It was not a dark and stormy night.
That is, it was indeed a dark night, featuring sleeting rain and low light-grey clouds – but it was not particularly stormy.
The sound of cars swishing through the wet streets and the smell of soaked tarmac and peri-urban gardens drew me powerfully back in time, to when I had spent a few weeks with my brother and his wife in the dismal suburbs of middle-poor London, back in the early eighties.
A longing for commercial chocolate bars swept over me, so I got up and stole a hazelnut and choc sweetie from the emergency supplies in the kitchen cupboard. Lulled back to sleep again by the theobromides, I entered a familiar dream configuration – my family of birth, plus my son, in a house, interacting somewhat uneasily.
Uneasily because I knew, even as I dreamed, that two of these people had been dead for around a decade, two are yet among the living, and I was not in Shamanic mode. My Mother was trying to tell me something – something to do with dementia. And I in turn was reassuring her that I had lost my fear of losing my rational mind; a fact which almost more than anything else tells me that I’ve made considerable progress in uncovering Who I really am. The loss of fear and anxiety about the future and what it may bring is a pretty good pointer to spiritual progress.
My Dad picked that moment to throw one of his legendary wobblies. Repressed and fearful as a youngster – shame on you, Grandpa and Granny Anderson – his rages were physical and scary. This time it ended with him pointing a gun off stage left, and me waking in a cold sweat, a tight pain filling my heart area.
For I know that I’m the prime inheritor of my father’s anger. As I blogged about earlier, and as Livia responded resonantly later, I have a lifetime’s legacy of untended rage to see to. I’m getting there, but it can’t be hurried. Incorporating Black Panther helps a stack.

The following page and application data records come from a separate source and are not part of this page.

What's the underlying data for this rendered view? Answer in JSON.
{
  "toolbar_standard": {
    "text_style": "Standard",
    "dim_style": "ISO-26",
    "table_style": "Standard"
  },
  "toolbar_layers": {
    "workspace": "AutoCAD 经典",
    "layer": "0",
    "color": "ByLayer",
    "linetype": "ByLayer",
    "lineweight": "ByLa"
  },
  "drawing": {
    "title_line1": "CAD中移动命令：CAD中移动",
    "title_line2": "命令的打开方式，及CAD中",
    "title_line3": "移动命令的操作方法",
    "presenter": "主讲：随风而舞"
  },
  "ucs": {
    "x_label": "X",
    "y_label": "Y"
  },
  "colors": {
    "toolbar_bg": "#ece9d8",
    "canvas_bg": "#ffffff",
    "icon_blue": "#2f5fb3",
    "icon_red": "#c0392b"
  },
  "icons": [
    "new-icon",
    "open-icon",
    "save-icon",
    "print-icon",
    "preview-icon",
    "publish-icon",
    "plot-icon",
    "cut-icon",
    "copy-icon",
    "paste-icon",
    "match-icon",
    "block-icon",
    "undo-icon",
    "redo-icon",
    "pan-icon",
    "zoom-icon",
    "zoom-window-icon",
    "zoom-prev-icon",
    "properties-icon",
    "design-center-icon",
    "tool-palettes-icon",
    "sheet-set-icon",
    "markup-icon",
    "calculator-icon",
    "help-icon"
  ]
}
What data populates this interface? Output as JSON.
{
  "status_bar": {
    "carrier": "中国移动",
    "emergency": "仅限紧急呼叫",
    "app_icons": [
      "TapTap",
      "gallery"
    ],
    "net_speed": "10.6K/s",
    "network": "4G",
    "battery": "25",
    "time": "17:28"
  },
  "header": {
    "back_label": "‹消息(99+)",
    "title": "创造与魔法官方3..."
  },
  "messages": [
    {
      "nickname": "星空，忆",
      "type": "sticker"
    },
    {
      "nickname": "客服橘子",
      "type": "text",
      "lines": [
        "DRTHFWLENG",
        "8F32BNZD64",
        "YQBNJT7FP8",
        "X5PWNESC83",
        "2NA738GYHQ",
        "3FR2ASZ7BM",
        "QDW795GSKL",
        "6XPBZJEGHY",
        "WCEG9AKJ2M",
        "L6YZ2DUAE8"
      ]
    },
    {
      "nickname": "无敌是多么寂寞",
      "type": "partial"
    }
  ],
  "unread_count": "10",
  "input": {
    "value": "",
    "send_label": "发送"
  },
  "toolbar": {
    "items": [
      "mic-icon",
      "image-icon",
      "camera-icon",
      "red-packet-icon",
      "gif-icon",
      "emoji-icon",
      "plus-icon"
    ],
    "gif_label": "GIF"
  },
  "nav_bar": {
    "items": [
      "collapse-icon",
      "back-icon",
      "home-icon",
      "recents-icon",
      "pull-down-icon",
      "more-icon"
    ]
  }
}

I lay quietly for a bit, staring out the window at a suddenly calm night. I thought I saw, behind the spreading Cape Ash, bright stars glimmering in the sky. But they formed no constellation I was familiar with. The scene snapped into context, and I realised I was looking at drops of water on the Ash’s leaves, catching the light from the night security lamp in the front garden.
I laughed at my own disorientation.
The next morning, as I was remembering my dream, I heard the early morning radio hostess stumble on her reading of the time : “It’s now just nine months..er..minutes to four”. Nine. Number of the Moon. A balance and an ending. A rounding out. Paired with the lower-octave number two. Full moon just setting out there in the West. The song playing now – REM’s Man on the Moon.
I laughed at my own seamless connecting.
Later that morning, having spent many satisfying hours coding programs to do incredibly useful things for the company who retain my services, I walked through the pretentious precinct of Melrose Arch to the Standard ATM, drew some money, turned and stalked back to the office.
Suddenly, striding along the road in my comfortable, thin-soled takkies, through which I can feel every contour of the surface beneath my feet, I felt myself stumble and start to fall. I knew in a flash that I was going to hit the ground, and could already feel the pain of the thud and the sting of the tarmac on my palms and knees. I gave an involuntary cry, and…completely failed to fall to the ground. It was as if I was on strings,which some puppeteer had suddenly taken up the slack on, jerking me upright, keeping me from falling.
I stopped and looked at the piece of road I’d just traversed. Perfectly smooth, no humps, bumps or holes in the road at all.Shaken more than I would admit in public, I moved on.
Later, I laughed at my own paranormal abilities.
There are pieces of a larger picture coming together here. An immense mass of disparate parts, all jumbled and knotted, as I am – as we all are – I can almost feel the shape of the thing up ahead of me. Almost.
And they all – all these pieces, these particles, these tangled skeins and wandering pathways – end in the hearty laughter of God.